The tall tale of stair racing: from barroom bet to international sport phenomenon
Published on 12.09.2019
Why run up the stairs?
Like any other niche sport, it’s a likely guess that most tower runners discovered the sport by accident. A tower runner himself, Michael Reichetzeder has been running marathons as an amateur athlete since 1984. It wasn’t until 1997 that he decided to participate in the “Donauturm Treppenlauf” (Danube Tower stair run) at his brother’s urging – and he was hooked.
Reichetzeder (Cofounder and Sports Director, Towerrunning World Association) went on to found the Towerrunning World Association and currently competes in about 5-10 tower runs per year.
Early history: from stair race to tower run
According to Reichetzeder (and a recent finding in London’s historic archives), the earliest recorded instance of competitive stair running involved a bet among gentlemen at a London tavern on 24 September 1703. The men bet among themselves whether a barman could run up and back down the 202-foot (62m) Monument to the Great Fire of London – in under three minutes. That man’s successful run, completed in about two and a half minutes, marks the potential beginning of a little-documented, yet noble sport that has continued until today.
According to most sources, the first modern stair race was organized by Revue Sportive on Bastille Day in 1903 on the outdoor stairs of the Rue Foyatier in Paris. That race was followed up by the first organized tower race in 1905, also in Paris.

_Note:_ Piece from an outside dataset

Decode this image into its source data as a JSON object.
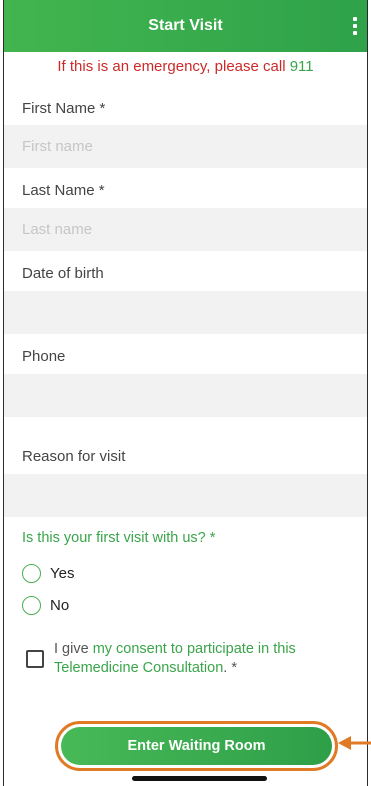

Les Sports hosted a racing competition in the Eiffel Tower, which was popular enough to be followed up with another race in the Eiffel Tower in 1906. Sadly, however, there was no more racing in the Eiffel Tower until “Le Verticale” stair run was introduced in 2015.
Stair runs continued over the decades – largely undocumented – and didn’t gain widespread popularity until NYC’s “Empire State Building Run Up” was initiated in 1978. That race has continued annually and many others have popped up around the world since.
From online hobby to international association
Only two years after his first stair race, Michael Reichetzeder started posting information about stair races on his personal website: “At the time, I was only able to collect information for about 10 different stair races, but it was still the biggest resource on the net, and organizers started coming to me to list their events. The resource kept growing and, in 2001, I launched the domain towerrunning.com.”
“Since tower runners are spread all over the world, many of us will never have the opportunity to compete directly. So we decided to start a point system and create a global ranking. That point system has changed a lot over the years. It used to be called the “World Cup”, but now it’s called the Towerrunning Tour.”
In many countries, athletes have one more chance to increase their points by participating in their country’s national championship race. In some special years, the best stair runners can participate in the European Championships or the World Championships. In order to host a World Championship race, the organizer must invite 30 of the world’s top atheletes. The next World Championship is slated for May 2020 in the Taipei 101.
After the points are awarded for all the races in a season or “tour”, the final rankings are calculated and the year’s Towerrunning Tour champions are announced.
Championship in an Elevator Test Tower
This year marks a first for the sport: The first ever national championship held in an elevator testing tower. Normally, the German championship race is held in the Messeturm in Frankfurt, Germany. But this year, the German championship will be held in thyssenkrupp Elevator’s test tower in Rottweil. It’s the tallest tower run in Western Europe with 1,390 stairs.
With its national championship status, participants in this second year of the elevator test tower run will face stiff competition, as the event will host top stair runners from 15 countries.
Niche sports need many smaller-scale supporters
Without the big-name sponsors that mainstream sports enjoy, the fate of tower running remains fragile and dependent on the help of many smaller supporters, according to Reichetzeder: “We used to have a lot of stair races in Austria, but many of the buildings that hosted them have been sold, and the new owners didn’t continue the tradition. So we don’t have as many opportunities to race as we used to.”
It seems hard to imagine that a new building owner would want to stop a local tradition that promotes sports and, essentially, increases the visibility and thus attractiveness of the building. But, of course, it is no easy task to organize such an event.
Tower runs should be seen as an opportunity. In the USA and UK, they are an opportunity to generate money for charities. In Europe and Asia, they are used as publicity events to boost the image of companies, buildings and cities. But, most of all, they are an effective means of promoting public health and rewarding the dedication and stamina it takes to train for and complete in a very difficult and extremely rewarding physical activity.